Work task:
Nothing should differ between your answer and the records below.

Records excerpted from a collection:

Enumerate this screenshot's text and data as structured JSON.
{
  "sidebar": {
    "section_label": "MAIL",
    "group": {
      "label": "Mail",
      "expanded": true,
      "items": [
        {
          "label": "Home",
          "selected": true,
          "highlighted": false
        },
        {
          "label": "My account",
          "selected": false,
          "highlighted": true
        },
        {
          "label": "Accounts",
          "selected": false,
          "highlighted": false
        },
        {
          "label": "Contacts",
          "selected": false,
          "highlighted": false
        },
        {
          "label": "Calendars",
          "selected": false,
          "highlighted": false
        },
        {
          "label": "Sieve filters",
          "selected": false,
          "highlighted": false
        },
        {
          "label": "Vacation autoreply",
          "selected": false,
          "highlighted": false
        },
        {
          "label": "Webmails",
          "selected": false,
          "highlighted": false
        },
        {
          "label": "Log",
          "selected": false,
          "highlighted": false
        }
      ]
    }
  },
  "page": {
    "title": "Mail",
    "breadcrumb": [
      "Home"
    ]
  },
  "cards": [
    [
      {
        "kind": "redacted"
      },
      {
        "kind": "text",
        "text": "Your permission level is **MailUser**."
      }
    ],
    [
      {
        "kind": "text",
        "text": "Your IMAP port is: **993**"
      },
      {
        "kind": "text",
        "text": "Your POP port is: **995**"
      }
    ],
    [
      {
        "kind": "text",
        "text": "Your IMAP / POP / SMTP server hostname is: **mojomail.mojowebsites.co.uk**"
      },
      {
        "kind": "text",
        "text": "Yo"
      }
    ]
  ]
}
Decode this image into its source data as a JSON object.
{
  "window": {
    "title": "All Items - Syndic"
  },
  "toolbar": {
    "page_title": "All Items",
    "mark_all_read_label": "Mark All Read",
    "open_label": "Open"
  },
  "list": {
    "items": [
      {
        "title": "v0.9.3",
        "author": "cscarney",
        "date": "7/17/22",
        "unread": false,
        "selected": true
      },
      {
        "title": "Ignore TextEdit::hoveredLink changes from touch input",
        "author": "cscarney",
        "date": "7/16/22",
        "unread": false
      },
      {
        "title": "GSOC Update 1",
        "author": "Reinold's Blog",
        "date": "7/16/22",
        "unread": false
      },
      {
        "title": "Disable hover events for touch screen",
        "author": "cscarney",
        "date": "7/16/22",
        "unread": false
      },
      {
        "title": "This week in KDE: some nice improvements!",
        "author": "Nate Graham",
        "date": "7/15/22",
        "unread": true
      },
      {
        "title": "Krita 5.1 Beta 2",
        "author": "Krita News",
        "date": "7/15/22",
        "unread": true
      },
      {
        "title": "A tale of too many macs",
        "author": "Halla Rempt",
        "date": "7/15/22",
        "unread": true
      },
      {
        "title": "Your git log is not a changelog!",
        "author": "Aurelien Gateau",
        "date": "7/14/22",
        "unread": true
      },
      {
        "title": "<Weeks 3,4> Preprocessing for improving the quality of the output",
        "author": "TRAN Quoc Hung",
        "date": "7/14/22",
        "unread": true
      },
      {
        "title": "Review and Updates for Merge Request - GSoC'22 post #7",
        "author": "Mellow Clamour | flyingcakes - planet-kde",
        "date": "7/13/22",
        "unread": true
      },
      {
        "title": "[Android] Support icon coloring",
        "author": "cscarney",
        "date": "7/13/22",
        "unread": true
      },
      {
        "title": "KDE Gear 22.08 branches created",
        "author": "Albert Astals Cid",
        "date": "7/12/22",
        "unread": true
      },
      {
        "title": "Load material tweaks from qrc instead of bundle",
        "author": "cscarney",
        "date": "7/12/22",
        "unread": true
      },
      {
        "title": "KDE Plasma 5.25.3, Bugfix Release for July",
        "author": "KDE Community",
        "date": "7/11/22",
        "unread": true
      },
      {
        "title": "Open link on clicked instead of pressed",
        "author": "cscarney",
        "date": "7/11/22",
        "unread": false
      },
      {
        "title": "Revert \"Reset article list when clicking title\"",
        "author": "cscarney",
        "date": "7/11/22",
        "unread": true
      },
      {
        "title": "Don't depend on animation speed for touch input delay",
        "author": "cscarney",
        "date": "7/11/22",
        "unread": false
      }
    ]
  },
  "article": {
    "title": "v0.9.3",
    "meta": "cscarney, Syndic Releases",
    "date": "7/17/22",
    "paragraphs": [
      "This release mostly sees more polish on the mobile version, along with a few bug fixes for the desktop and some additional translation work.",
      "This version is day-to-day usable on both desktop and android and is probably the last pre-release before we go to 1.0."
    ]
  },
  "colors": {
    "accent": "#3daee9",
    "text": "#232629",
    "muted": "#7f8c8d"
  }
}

Task solution:
Enumerate this screenshot's text and data as structured JSON.
{
  "sidebar": {
    "section_label": "MAIL",
    "group": {
      "label": "Mail",
      "expanded": true,
      "items": [
        {
          "label": "Home",
          "selected": true,
          "highlighted": false
        },
        {
          "label": "My account",
          "selected": false,
          "highlighted": true
        },
        {
          "label": "Accounts",
          "selected": false,
          "highlighted": false
        },
        {
          "label": "Contacts",
          "selected": false,
          "highlighted": false
        },
        {
          "label": "Calendars",
          "selected": false,
          "highlighted": false
        },
        {
          "label": "Sieve filters",
          "selected": false,
          "highlighted": false
        },
        {
          "label": "Vacation autoreply",
          "selected": false,
          "highlighted": false
        },
        {
          "label": "Webmails",
          "selected": false,
          "highlighted": false
        },
        {
          "label": "Log",
          "selected": false,
          "highlighted": false
        }
      ]
    }
  },
  "page": {
    "title": "Mail",
    "breadcrumb": [
      "Home"
    ]
  },
  "cards": [
    [
      {
        "kind": "redacted"
      },
      {
        "kind": "text",
        "text": "Your permission level is **MailUser**."
      }
    ],
    [
      {
        "kind": "text",
        "text": "Your IMAP port is: **993**"
      },
      {
        "kind": "text",
        "text": "Your POP port is: **995**"
      }
    ],
    [
      {
        "kind": "text",
        "text": "Your IMAP / POP / SMTP server hostname is: **mojomail.mojowebsites.co.uk**"
      },
      {
        "kind": "text",
        "text": "Yo"
      }
    ]
  ]
}
Decode this image into its source data as a JSON object.
{
  "window": {
    "title": "All Items - Syndic"
  },
  "toolbar": {
    "page_title": "All Items",
    "mark_all_read_label": "Mark All Read",
    "open_label": "Open"
  },
  "list": {
    "items": [
      {
        "title": "v0.9.3",
        "author": "cscarney",
        "date": "7/17/22",
        "unread": false,
        "selected": true
      },
      {
        "title": "Ignore TextEdit::hoveredLink changes from touch input",
        "author": "cscarney",
        "date": "7/16/22",
        "unread": false
      },
      {
        "title": "GSOC Update 1",
        "author": "Reinold's Blog",
        "date": "7/16/22",
        "unread": false
      },
      {
        "title": "Disable hover events for touch screen",
        "author": "cscarney",
        "date": "7/16/22",
        "unread": false
      },
      {
        "title": "This week in KDE: some nice improvements!",
        "author": "Nate Graham",
        "date": "7/15/22",
        "unread": true
      },
      {
        "title": "Krita 5.1 Beta 2",
        "author": "Krita News",
        "date": "7/15/22",
        "unread": true
      },
      {
        "title": "A tale of too many macs",
        "author": "Halla Rempt",
        "date": "7/15/22",
        "unread": true
      },
      {
        "title": "Your git log is not a changelog!",
        "author": "Aurelien Gateau",
        "date": "7/14/22",
        "unread": true
      },
      {
        "title": "<Weeks 3,4> Preprocessing for improving the quality of the output",
        "author": "TRAN Quoc Hung",
        "date": "7/14/22",
        "unread": true
      },
      {
        "title": "Review and Updates for Merge Request - GSoC'22 post #7",
        "author": "Mellow Clamour | flyingcakes - planet-kde",
        "date": "7/13/22",
        "unread": true
      },
      {
        "title": "[Android] Support icon coloring",
        "author": "cscarney",
        "date": "7/13/22",
        "unread": true
      },
      {
        "title": "KDE Gear 22.08 branches created",
        "author": "Albert Astals Cid",
        "date": "7/12/22",
        "unread": true
      },
      {
        "title": "Load material tweaks from qrc instead of bundle",
        "author": "cscarney",
        "date": "7/12/22",
        "unread": true
      },
      {
        "title": "KDE Plasma 5.25.3, Bugfix Release for July",
        "author": "KDE Community",
        "date": "7/11/22",
        "unread": true
      },
      {
        "title": "Open link on clicked instead of pressed",
        "author": "cscarney",
        "date": "7/11/22",
        "unread": false
      },
      {
        "title": "Revert \"Reset article list when clicking title\"",
        "author": "cscarney",
        "date": "7/11/22",
        "unread": true
      },
      {
        "title": "Don't depend on animation speed for touch input delay",
        "author": "cscarney",
        "date": "7/11/22",
        "unread": false
      }
    ]
  },
  "article": {
    "title": "v0.9.3",
    "meta": "cscarney, Syndic Releases",
    "date": "7/17/22",
    "paragraphs": [
      "This release mostly sees more polish on the mobile version, along with a few bug fixes for the desktop and some additional translation work.",
      "This version is day-to-day usable on both desktop and android and is probably the last pre-release before we go to 1.0."
    ]
  },
  "colors": {
    "accent": "#3daee9",
    "text": "#232629",
    "muted": "#7f8c8d"
  }
}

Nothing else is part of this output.